3. Only You and Your Community Know Best
Taking climate action at the local level is also effective because only you and your community know the unique challenges and opportunities it faces. People living and working together in a community are closely connected to its specific needs, the challenges in addressing those needs, and the opportunities available to instigate change.
Because anyone can contribute in a local project, the challenges and opportunities become more accessible by working with others in your community. As a result, the collective wealth of knowledge, experiences, and resources drawn from the community can translate into practical and effective climate action plans.
Without this intimate knowledge and connection to the community, solutions may fail to address the root causes of the environmental crisis at hand. By making collective decisions rooted within your local community, your climate action plan is holistic, comprehensive, and root-striking.
One example of root-striking local climate action is the growing community rights movement in New Hampshire. In March 2019, Exeter, New Hampshire residents voted to adopt a Right to a Healthy Climate Ordinance. According to the Community Environmental Legal Defense Fund, the Ordinance establishes the community’s right to clean water and air as well as local self-governance, banning toxic corporate activity.
One growing threat is a 27-mile long fracked gas pipeline. This project could contaminate the Piscataqua River watershed, on which communities across eight New Hampshire towns depend for clean water and air.
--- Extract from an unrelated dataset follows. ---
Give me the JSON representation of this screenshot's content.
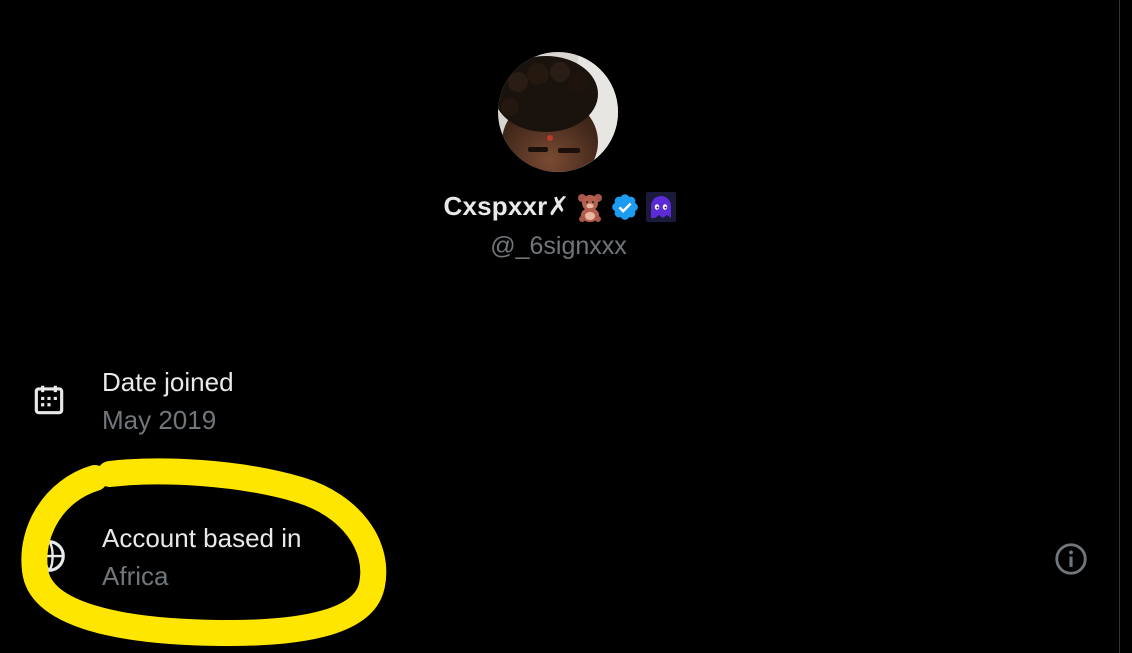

The community members of Exeter assert that because they live there, they know what’s best for the health of their community, and have a fundamental right to make informed decisions about it. Project developers and state agencies are removed from and far less concerned about the direct impacts of extractive corporate activity on local communities. Exeter residents are ensuring that their collective voice is shaping the decisions impacting their home.
It Starts with Us
The Four Levels of Action framework is useful in determining how to take practical and effective climate action. With the help of your community, you can tackle the most pressing environmental issues through collective action. It’s up to each of us to start the conversation and create the space for bold, collaborative solutions to the climate crisis.